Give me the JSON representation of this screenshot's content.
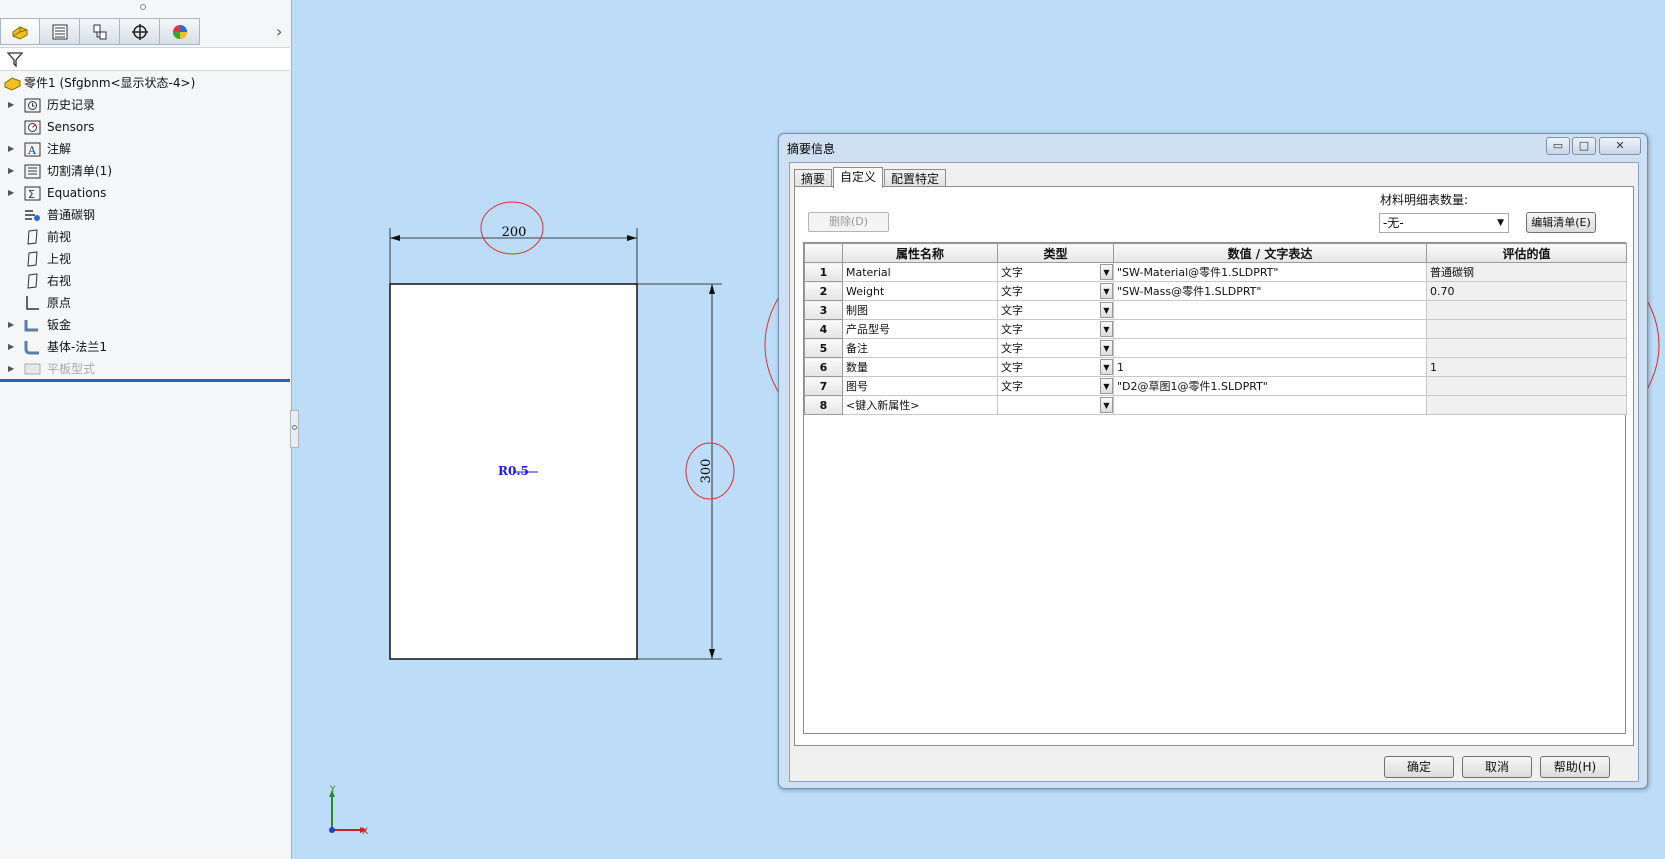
{
  "feature_manager": {
    "tabs": [
      "feature-manager-tab-icon",
      "property-manager-tab-icon",
      "configuration-manager-tab-icon",
      "dimxpert-manager-tab-icon",
      "display-manager-tab-icon"
    ],
    "tree": [
      {
        "label": "零件1  (Sfgbnm<显示状态-4>)",
        "icon": "part-icon",
        "expandable": false,
        "root": true
      },
      {
        "label": "历史记录",
        "icon": "history-folder-icon",
        "expandable": true
      },
      {
        "label": "Sensors",
        "icon": "sensors-icon",
        "expandable": false
      },
      {
        "label": "注解",
        "icon": "annotations-icon",
        "expandable": true
      },
      {
        "label": "切割清单(1)",
        "icon": "cut-list-icon",
        "expandable": true
      },
      {
        "label": "Equations",
        "icon": "equations-icon",
        "expandable": true
      },
      {
        "label": "普通碳钢",
        "icon": "material-icon",
        "expandable": false
      },
      {
        "label": "前视",
        "icon": "plane-icon",
        "expandable": false
      },
      {
        "label": "上视",
        "icon": "plane-icon",
        "expandable": false
      },
      {
        "label": "右视",
        "icon": "plane-icon",
        "expandable": false
      },
      {
        "label": "原点",
        "icon": "origin-icon",
        "expandable": false
      },
      {
        "label": "钣金",
        "icon": "sheet-metal-icon",
        "expandable": true
      },
      {
        "label": "基体-法兰1",
        "icon": "base-flange-icon",
        "expandable": true
      },
      {
        "label": "平板型式",
        "icon": "flat-pattern-icon",
        "expandable": true,
        "disabled": true
      }
    ]
  },
  "drawing": {
    "width_dim": "200",
    "height_dim": "300",
    "radius_note": "R0.5",
    "axis_y": "Y",
    "axis_x": "X"
  },
  "dialog": {
    "title": "摘要信息",
    "tabs": [
      "摘要",
      "自定义",
      "配置特定"
    ],
    "active_tab": "自定义",
    "delete_button": "删除(D)",
    "bom_label": "材料明细表数量:",
    "bom_value": "-无-",
    "edit_list_button": "编辑清单(E)",
    "columns": [
      "",
      "属性名称",
      "类型",
      "数值 / 文字表达",
      "评估的值"
    ],
    "rows": [
      {
        "num": "1",
        "name": "Material",
        "type": "文字",
        "value": "\"SW-Material@零件1.SLDPRT\"",
        "evaluated": "普通碳钢"
      },
      {
        "num": "2",
        "name": "Weight",
        "type": "文字",
        "value": "\"SW-Mass@零件1.SLDPRT\"",
        "evaluated": "0.70"
      },
      {
        "num": "3",
        "name": "制图",
        "type": "文字",
        "value": "",
        "evaluated": ""
      },
      {
        "num": "4",
        "name": "产品型号",
        "type": "文字",
        "value": "",
        "evaluated": ""
      },
      {
        "num": "5",
        "name": "备注",
        "type": "文字",
        "value": "",
        "evaluated": ""
      },
      {
        "num": "6",
        "name": "数量",
        "type": "文字",
        "value": "1",
        "evaluated": "1"
      },
      {
        "num": "7",
        "name": "图号",
        "type": "文字",
        "value": "\"D2@草图1@零件1.SLDPRT\"",
        "evaluated": ""
      },
      {
        "num": "8",
        "name": "<键入新属性>",
        "type": "",
        "value": "",
        "evaluated": ""
      }
    ],
    "ok_button": "确定",
    "cancel_button": "取消",
    "help_button": "帮助(H)"
  },
  "colors": {
    "graphics_background": "#bcdcf7",
    "annotation_circle": "#e03030",
    "radius_text": "#1a1ae6"
  }
}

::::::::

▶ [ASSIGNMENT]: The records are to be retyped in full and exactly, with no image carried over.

▶ [OUTPUT FOR THIS EXERCISE]:
Give me the JSON representation of this screenshot's content.
{
  "feature_manager": {
    "tabs": [
      "feature-manager-tab-icon",
      "property-manager-tab-icon",
      "configuration-manager-tab-icon",
      "dimxpert-manager-tab-icon",
      "display-manager-tab-icon"
    ],
    "tree": [
      {
        "label": "零件1  (Sfgbnm<显示状态-4>)",
        "icon": "part-icon",
        "expandable": false,
        "root": true
      },
      {
        "label": "历史记录",
        "icon": "history-folder-icon",
        "expandable": true
      },
      {
        "label": "Sensors",
        "icon": "sensors-icon",
        "expandable": false
      },
      {
        "label": "注解",
        "icon": "annotations-icon",
        "expandable": true
      },
      {
        "label": "切割清单(1)",
        "icon": "cut-list-icon",
        "expandable": true
      },
      {
        "label": "Equations",
        "icon": "equations-icon",
        "expandable": true
      },
      {
        "label": "普通碳钢",
        "icon": "material-icon",
        "expandable": false
      },
      {
        "label": "前视",
        "icon": "plane-icon",
        "expandable": false
      },
      {
        "label": "上视",
        "icon": "plane-icon",
        "expandable": false
      },
      {
        "label": "右视",
        "icon": "plane-icon",
        "expandable": false
      },
      {
        "label": "原点",
        "icon": "origin-icon",
        "expandable": false
      },
      {
        "label": "钣金",
        "icon": "sheet-metal-icon",
        "expandable": true
      },
      {
        "label": "基体-法兰1",
        "icon": "base-flange-icon",
        "expandable": true
      },
      {
        "label": "平板型式",
        "icon": "flat-pattern-icon",
        "expandable": true,
        "disabled": true
      }
    ]
  },
  "drawing": {
    "width_dim": "200",
    "height_dim": "300",
    "radius_note": "R0.5",
    "axis_y": "Y",
    "axis_x": "X"
  },
  "dialog": {
    "title": "摘要信息",
    "tabs": [
      "摘要",
      "自定义",
      "配置特定"
    ],
    "active_tab": "自定义",
    "delete_button": "删除(D)",
    "bom_label": "材料明细表数量:",
    "bom_value": "-无-",
    "edit_list_button": "编辑清单(E)",
    "columns": [
      "",
      "属性名称",
      "类型",
      "数值 / 文字表达",
      "评估的值"
    ],
    "rows": [
      {
        "num": "1",
        "name": "Material",
        "type": "文字",
        "value": "\"SW-Material@零件1.SLDPRT\"",
        "evaluated": "普通碳钢"
      },
      {
        "num": "2",
        "name": "Weight",
        "type": "文字",
        "value": "\"SW-Mass@零件1.SLDPRT\"",
        "evaluated": "0.70"
      },
      {
        "num": "3",
        "name": "制图",
        "type": "文字",
        "value": "",
        "evaluated": ""
      },
      {
        "num": "4",
        "name": "产品型号",
        "type": "文字",
        "value": "",
        "evaluated": ""
      },
      {
        "num": "5",
        "name": "备注",
        "type": "文字",
        "value": "",
        "evaluated": ""
      },
      {
        "num": "6",
        "name": "数量",
        "type": "文字",
        "value": "1",
        "evaluated": "1"
      },
      {
        "num": "7",
        "name": "图号",
        "type": "文字",
        "value": "\"D2@草图1@零件1.SLDPRT\"",
        "evaluated": ""
      },
      {
        "num": "8",
        "name": "<键入新属性>",
        "type": "",
        "value": "",
        "evaluated": ""
      }
    ],
    "ok_button": "确定",
    "cancel_button": "取消",
    "help_button": "帮助(H)"
  },
  "colors": {
    "graphics_background": "#bcdcf7",
    "annotation_circle": "#e03030",
    "radius_text": "#1a1ae6"
  }
}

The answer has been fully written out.